– There's one non-essential supplement I use, and that's whey powder. I posted about it back here. Because a Paleolithic diet leaves one in a state of rarely being very hungy, the whey gives me a chance to get protein in a very light meal a couple of times per week. I typically have it the morning after a workout day, and I always mix it with one or two eggs and plenty of fat in the fom of heavy cream and coconut oil. It's a fully nutritious meal, just not bulky and filling.
On a final note, I am open to other suggestions for essential supplementation. Drop 'em in the comments. Moreover, I fully recognize that there is a whole science to supplementation in the pursuit of life extension. Any information on that score is welcome too. I consider that far different than what I'm doing here, which is bare nuts and bolts, and most people can understand why they would and should take these supplements.
However, some of the regimes of the life extension folks are pretty extensive, including dozens of various supplements.

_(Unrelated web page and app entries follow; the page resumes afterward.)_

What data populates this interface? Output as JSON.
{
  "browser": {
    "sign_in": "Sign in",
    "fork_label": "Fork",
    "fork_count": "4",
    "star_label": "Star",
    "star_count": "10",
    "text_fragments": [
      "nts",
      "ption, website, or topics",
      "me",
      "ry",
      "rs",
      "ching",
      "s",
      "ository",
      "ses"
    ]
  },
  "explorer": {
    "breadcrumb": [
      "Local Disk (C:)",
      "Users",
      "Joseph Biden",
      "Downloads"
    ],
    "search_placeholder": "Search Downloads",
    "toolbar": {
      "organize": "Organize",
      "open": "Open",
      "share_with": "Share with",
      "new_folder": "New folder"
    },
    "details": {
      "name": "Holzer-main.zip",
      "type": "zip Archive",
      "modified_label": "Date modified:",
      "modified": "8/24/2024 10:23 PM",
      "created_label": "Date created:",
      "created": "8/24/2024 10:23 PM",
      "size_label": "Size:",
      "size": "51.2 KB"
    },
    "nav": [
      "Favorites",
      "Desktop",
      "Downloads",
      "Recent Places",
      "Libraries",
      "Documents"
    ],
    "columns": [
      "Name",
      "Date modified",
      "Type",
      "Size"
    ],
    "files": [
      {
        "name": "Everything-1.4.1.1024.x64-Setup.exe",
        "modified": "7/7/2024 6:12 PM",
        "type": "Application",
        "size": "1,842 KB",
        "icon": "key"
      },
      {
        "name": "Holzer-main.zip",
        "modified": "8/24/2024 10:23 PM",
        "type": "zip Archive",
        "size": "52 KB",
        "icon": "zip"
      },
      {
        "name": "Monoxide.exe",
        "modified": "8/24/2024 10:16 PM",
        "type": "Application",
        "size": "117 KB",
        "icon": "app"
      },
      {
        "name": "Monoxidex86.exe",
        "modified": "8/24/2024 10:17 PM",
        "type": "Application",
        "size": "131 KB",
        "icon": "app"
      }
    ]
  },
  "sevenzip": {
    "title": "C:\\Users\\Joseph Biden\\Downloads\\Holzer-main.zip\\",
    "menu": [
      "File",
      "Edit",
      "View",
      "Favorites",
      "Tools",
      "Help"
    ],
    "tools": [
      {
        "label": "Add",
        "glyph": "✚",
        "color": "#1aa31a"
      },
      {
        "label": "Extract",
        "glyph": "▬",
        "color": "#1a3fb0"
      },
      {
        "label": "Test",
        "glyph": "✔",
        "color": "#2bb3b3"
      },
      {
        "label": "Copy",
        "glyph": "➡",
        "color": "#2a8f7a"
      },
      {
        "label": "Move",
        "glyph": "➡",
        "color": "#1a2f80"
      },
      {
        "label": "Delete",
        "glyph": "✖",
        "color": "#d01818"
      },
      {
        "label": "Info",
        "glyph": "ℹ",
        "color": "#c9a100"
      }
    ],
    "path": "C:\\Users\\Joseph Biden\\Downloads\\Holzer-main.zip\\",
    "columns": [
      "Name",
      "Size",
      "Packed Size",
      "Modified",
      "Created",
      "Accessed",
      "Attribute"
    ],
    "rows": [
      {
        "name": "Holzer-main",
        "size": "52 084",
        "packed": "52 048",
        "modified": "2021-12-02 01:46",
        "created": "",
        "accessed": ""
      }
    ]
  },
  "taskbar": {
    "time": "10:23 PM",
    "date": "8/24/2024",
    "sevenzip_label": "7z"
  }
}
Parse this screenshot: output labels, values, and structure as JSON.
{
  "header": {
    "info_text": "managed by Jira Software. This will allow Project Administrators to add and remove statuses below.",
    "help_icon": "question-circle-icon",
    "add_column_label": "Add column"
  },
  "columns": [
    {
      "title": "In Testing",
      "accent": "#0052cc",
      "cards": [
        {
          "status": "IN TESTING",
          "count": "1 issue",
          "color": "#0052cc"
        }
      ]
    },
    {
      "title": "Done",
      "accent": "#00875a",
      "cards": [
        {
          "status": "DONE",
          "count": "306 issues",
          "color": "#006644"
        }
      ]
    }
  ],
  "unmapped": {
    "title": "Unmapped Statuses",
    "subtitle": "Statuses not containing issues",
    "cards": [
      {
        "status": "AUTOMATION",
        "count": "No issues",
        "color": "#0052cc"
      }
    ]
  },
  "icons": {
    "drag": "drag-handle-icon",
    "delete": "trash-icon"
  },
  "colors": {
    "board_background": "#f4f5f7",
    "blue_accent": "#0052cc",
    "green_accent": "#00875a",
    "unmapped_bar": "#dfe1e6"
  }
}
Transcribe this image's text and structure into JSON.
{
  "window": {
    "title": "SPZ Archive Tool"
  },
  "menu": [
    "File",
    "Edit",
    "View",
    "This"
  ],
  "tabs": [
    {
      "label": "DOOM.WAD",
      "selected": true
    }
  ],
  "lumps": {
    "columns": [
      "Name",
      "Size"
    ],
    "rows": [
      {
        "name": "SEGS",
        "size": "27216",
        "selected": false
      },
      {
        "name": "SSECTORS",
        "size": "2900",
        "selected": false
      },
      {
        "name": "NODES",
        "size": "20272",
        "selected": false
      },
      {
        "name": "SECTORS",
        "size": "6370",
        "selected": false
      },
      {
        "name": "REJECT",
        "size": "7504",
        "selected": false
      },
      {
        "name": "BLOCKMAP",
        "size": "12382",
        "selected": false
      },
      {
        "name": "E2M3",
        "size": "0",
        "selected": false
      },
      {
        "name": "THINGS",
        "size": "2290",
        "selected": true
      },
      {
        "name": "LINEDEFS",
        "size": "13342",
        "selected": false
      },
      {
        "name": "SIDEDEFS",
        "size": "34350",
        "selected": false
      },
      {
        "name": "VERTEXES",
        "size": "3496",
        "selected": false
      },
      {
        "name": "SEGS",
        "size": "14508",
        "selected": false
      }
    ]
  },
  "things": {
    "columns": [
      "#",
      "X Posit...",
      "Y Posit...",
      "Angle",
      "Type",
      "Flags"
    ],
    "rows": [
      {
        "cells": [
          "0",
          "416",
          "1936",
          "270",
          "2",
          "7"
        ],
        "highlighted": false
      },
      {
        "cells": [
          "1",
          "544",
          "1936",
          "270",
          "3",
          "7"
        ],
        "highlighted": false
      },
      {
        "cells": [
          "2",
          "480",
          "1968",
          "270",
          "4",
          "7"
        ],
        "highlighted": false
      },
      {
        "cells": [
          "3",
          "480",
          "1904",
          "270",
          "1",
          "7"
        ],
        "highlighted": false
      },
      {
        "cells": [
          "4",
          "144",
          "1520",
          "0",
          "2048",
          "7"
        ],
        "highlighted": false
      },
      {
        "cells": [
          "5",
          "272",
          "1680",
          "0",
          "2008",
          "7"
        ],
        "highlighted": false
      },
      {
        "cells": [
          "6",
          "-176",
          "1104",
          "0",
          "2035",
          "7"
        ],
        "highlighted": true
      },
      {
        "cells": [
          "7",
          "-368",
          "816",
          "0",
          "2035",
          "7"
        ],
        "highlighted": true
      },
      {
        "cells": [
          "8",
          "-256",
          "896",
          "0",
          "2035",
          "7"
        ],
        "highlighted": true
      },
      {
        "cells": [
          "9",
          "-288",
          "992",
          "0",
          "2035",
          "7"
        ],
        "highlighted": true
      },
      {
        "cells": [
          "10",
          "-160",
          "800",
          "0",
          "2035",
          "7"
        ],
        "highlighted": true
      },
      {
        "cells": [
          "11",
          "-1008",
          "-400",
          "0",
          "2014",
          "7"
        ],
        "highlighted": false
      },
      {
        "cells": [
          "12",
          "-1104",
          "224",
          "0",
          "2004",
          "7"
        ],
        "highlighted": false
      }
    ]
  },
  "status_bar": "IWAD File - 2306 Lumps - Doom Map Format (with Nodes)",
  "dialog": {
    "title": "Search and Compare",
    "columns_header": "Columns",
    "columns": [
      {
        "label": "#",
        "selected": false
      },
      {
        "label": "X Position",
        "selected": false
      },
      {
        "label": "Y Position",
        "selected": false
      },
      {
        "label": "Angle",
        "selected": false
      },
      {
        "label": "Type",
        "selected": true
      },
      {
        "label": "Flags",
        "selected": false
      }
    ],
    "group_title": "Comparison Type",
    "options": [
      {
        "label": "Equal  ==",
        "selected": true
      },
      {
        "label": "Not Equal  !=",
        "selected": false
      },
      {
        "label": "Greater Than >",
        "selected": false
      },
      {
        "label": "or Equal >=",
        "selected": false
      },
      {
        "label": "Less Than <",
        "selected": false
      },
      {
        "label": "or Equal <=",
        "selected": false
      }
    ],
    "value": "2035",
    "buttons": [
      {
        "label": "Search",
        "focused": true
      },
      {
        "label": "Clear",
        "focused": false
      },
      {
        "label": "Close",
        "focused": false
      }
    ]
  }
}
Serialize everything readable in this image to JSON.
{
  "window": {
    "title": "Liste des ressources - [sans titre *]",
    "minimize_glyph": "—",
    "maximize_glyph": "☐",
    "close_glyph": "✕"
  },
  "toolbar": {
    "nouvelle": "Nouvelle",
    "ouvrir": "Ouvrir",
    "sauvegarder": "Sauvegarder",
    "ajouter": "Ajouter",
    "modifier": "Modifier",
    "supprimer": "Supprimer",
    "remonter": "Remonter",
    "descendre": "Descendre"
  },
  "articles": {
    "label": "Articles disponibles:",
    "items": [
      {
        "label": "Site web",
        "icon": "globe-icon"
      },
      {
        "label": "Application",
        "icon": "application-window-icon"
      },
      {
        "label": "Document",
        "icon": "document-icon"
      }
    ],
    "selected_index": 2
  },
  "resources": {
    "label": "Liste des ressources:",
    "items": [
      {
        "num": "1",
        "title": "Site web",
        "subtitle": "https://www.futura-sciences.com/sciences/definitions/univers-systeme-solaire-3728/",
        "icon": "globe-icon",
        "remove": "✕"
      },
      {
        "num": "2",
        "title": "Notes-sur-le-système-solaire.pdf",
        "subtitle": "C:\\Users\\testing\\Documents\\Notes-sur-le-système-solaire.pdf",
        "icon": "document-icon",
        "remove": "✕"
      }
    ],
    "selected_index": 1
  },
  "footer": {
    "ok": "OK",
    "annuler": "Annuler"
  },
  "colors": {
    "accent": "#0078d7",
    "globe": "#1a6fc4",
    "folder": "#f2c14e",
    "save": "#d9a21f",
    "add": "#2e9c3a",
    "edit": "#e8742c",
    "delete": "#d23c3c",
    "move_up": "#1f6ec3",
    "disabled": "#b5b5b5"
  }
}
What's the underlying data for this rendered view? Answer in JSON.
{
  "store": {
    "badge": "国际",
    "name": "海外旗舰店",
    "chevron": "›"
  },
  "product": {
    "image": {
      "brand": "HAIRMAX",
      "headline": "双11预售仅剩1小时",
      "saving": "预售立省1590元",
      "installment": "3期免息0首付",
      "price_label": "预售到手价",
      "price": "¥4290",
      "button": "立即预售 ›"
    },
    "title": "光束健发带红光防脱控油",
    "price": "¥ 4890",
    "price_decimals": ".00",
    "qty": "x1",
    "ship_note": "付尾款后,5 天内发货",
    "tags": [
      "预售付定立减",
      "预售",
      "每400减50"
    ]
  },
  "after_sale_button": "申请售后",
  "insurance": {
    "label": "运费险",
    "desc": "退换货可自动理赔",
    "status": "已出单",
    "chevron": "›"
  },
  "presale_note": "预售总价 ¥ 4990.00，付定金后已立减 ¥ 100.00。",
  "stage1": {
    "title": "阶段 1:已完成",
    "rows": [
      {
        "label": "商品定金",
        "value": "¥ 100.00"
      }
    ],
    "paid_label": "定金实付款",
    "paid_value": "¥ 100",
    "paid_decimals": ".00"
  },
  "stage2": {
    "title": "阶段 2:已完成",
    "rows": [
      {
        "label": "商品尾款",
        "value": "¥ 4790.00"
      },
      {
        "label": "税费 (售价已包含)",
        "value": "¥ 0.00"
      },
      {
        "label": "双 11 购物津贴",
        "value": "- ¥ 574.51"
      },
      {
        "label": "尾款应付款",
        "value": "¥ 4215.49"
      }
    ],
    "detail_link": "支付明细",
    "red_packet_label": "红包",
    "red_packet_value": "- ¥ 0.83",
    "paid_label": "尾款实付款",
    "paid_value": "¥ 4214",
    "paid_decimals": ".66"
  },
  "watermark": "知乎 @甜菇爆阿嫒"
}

My opinion is that nobody should undertake such a regime without knowing as much as can be known about every single supplement they take and why they're taking it.